Comentarios de usuarios - Escribir una reseña
No hemos encontrado ninguna reseña en los sitios habituales.
Otras ediciones - Ver todo
The Works of Lord Byron: With an Introduction and Bibliography
George Gordon Byron
Vista previa restringida - 1994

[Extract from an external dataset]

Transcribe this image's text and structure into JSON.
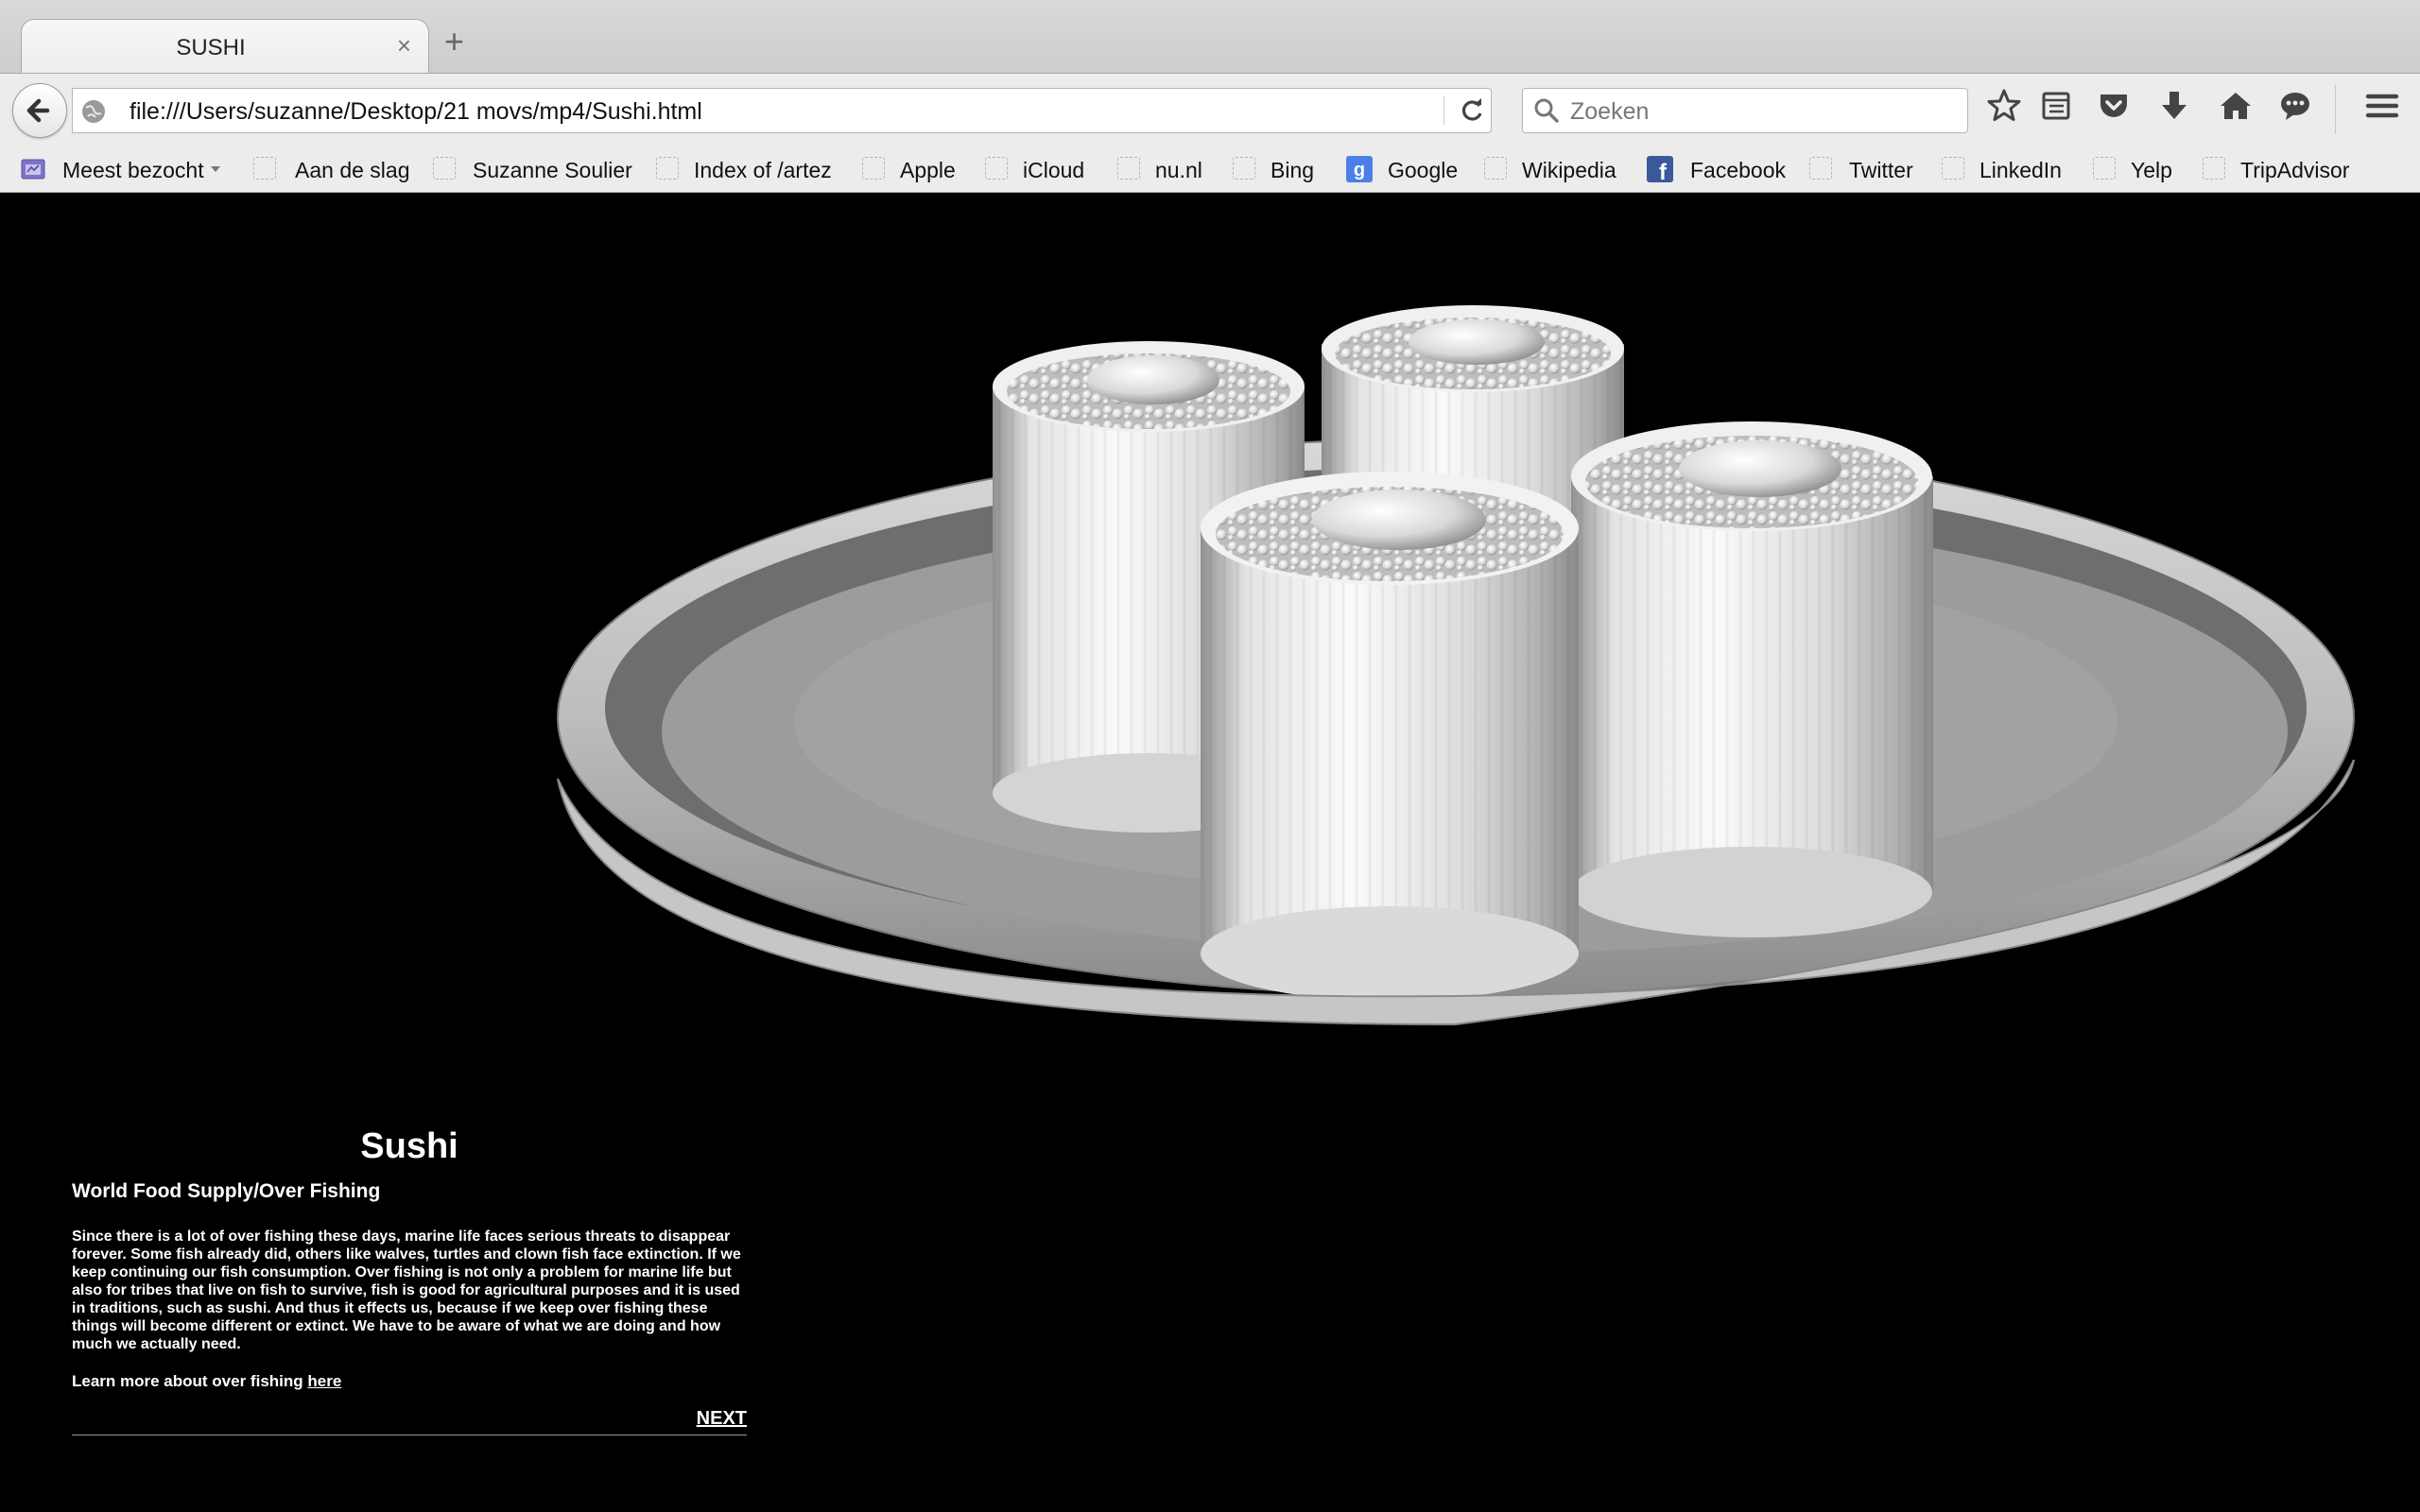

arms band bear beauty beneath blood break breast breath bright brow cheek close Conrad dare dark dead dear death deeds deep doom doubt dread dream earth face fair fall fate fear feel fire foes friends gaze glance grave grief guard hand hate hath head hear heard heart heaven hope hour knew land late least leave less light lips live lone look meet mind ne'er never night Note o'er once Pacha pain pale peace Persian pride raised rest rose round sail scarce seek seem'd seems seen share shore silent slave smile soothe soul sound spirit steps stern strife tale tears tell thee thine thou thought tide till true turn Twas voice wait wave wild wind young
Página 10 - Appals the gazing mourner's heart, As if to him it could impart The doom he dreads, yet dwells upon ; Yes, but for these, and these alone, Some moments, ay, one treacherous hour, He still might doubt the tyrant's power ; So fair, so calm, so softly seal'd, The first, last look by death reveal'd...
Página 38 - But first, on earth as Vampire sent, Thy corse shall from its tomb be 'rent : Then ghastly haunt thy native place, And suck the blood of all thy race : There, from thy daughter, sister, wife, At midnight drain the stream of life ; Yet loathe the banquet which perforce Must feed thy livid living corse : Thy victims, ere they yet expire, Shall know the demon for their sire, As cursing thee, thou cursing them, Thy flowers are withered on the stem.
Página 158 - There was a laughing Devil in his sneer, That raised emotions both of rage and fear; And where his frown of hatred darkly fell, Hope withering fled, and Mercy sigh'd farewell!
Página 10 - As if to him it could impart The doom he dreads, yet dwells upon ; Yes, but for these and these alone, Some moments, ay, one treacherous hour, He still might doubt the tyrant's power; So fair, so calm, so softly seal'd, The first, last look by death reveal'd ! '-V Such is the aspect of this shore ; 'Tis Greece, but living Greece no more ! So coldly sweet, so deadly fair, We start, for soul is wanting there.
Página 150 - Oh, who can tell ? not thou, luxurious slave ! " Whose soul would sicken o'er the heaving wave; " Not thou, vain lord of wantonness and ease !
Página 79 - Gul in her bloom ; Where the citron and olive are fairest of fruit, And the voice of the nightingale never is mute, Where the tints of the earth, and the hues of the sky, In color though varied, in beauty may vie...
Página 24 - Tis left to fly or fall alone. With wounded wing or bleeding breast, Ah! where shall either victim rest? Can this with faded pinion soar From rose to tulip as before? Or Beauty, blighted in an hour, Find joy within her broken bower?
Página 128 - A single rose is shedding there Its lonely lustre, meek and pale : It looks as planted by Despair — So white — so faint — the slightest gale Might whirl the leaves on high; And yet, though storms and blight assail. And hands more rude than wintry sky May wring it from the stem — in vain...
Página 24 - Gives but one pang, and cures all pain, And darts into her desperate brain. — So do the dark in soul expire, Or live like Scorpion girt by fire;* So writhes the mind Remorse hath riven, Unfit for earth, undoom'd for heaven, Darkness above, despair beneath, Around it flame, within it death!